Ceramic knives are usually made of an engineered zirconia ceramic, a substance more than four times stronger than stainless steel. As a result, they stay sharp significantly longer than all other blades and tend to cost more than their peers. Ceramic blades also don’t react with foods the way metal knives might. However, they cannot be washed in the dishwasher, as the mechanical washing process is likely to chip the knife or cause it to become more brittle. The blades do not bend and you can snap them if pressure is applied across the blade. They are very well suited for cutting fibrous vegetables that quickly dull other knives.

So what should I buy?

I can’t tell you which knives to buy because they really come down to personal preferences. I like a high carbon stainless steel knife for my 10″ chef’s knife and a ceramic knife to use on vegetables. I have a carbon-steel carving knife that I inherited from my grandfather that I love, but will probably replace it with a high carbon stainless steel one if I ever damage it.

Try out different types of knives in your friends’ kitchens to see what you like before buying. Also, I recommend buying knives online because you can usually get a better price than you might at a place like Williams-Sonoma. Also, check out restaurant supply stores and shops in New York’s Chinatown for good deals.

Embracing or ignoring the tradition of two sets of dinnerware

I went to a tea party this past weekend in honor of my friend Caroline who is having her second child. The hostess of the party took her china down from the top shelves of her kitchen cabinets for the event and said she was glad to “have a chance to use it.”

I know having two sets of plates is common practice in the U.S., one for using every day and one for using on special occasions, but I’m not a practitioner of this tradition. For starters, we didn’t have cabinet space in our previous home to store more than one set. And, the second reason is because I would rather use my china every day.

Our china is made by Wedgwood and is their White pattern:

The pattern has been produced by Wedgwood since 1920 (not surprisingly, around the same time wedding registries became popular through department stores), so if we need a replacement piece it is extremely easy to find one on In 10 years, though, we’ve only had to replace one plate. It’s also dishwasher and microwave safe, and bone china is more durable than porcelain and stoneware. Plus, we’ve never had a problem with it staining.

Our 21-month-old son even eats off it.

Most bone china is similar and is made to be used every day. In fact, it can last many lifetimes. The exception to this is bone china with platinum, silver, or gold bands that have to be hand-washed and are unsafe in the microwave.

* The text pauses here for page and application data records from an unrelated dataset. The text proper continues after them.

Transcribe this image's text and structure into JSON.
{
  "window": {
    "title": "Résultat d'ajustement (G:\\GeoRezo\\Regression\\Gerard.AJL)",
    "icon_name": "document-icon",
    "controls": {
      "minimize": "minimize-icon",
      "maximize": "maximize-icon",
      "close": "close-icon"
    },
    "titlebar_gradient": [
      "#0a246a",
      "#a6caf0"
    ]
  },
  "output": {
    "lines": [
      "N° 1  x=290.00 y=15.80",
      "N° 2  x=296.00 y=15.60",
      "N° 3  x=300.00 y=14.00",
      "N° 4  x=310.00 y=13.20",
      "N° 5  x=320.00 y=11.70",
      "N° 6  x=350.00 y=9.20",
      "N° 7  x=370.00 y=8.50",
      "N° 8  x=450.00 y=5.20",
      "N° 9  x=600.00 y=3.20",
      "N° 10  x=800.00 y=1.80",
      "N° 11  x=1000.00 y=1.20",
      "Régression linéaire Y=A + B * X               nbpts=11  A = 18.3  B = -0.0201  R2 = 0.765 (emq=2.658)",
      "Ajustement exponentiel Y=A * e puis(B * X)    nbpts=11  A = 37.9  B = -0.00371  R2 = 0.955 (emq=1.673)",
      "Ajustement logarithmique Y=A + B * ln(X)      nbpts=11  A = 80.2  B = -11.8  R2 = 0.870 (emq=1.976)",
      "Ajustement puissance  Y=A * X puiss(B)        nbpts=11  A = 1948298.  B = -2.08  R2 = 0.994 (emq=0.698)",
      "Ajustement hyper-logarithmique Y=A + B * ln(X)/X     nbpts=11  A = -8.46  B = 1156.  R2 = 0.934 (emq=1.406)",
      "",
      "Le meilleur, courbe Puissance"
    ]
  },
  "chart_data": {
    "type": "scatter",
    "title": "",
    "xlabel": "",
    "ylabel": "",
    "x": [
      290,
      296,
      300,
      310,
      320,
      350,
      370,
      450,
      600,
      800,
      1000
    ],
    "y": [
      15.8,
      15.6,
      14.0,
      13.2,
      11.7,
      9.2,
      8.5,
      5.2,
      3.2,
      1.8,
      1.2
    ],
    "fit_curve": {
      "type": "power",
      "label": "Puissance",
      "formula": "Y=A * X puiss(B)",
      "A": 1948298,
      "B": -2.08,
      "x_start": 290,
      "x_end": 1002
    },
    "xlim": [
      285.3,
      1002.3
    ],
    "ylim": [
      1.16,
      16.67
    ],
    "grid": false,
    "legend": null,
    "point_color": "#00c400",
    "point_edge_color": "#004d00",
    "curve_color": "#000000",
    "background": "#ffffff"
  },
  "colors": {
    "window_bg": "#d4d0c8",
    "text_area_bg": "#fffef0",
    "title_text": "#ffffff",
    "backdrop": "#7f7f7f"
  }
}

If you have china in storage, what keeps you from using it? Are you like me and have ignored the tradition of having two sets of dinnerware? I’m interested in knowing what resides in your cupboards.

Protecting your feet in the kitchen

If I’m in my house, I don’t usually wear shoes. This is fine if I’m sitting at my desk, but it’s not so great when it comes time to make a meal in the kitchen. I’ve started to realize that to avoid spills, slips, and back pain I need to change this behavior.

My first thought is to keep a pair of rubber soled Dansko clogs near the entrance to the kitchen:

These shoes are commonly worn by chefs in professional kitchens and nurses who spend a lot of time on their feet. I had a pair of them when I was a teacher and wore them most every day. They would certainly help.

The idea of having “kitchen shoes” is a little funny to me, though, so I’ve also been exploring getting an Imprint brand Anti-Fatigue Comfort Mat for the kitchen floor. I would wear shoes I already own, but have the added comfort of a gel mat under my feet.

Do you do anything like this in your kitchen? I’m interested in reading what you do — if anything at all — to protect your feet while you cook.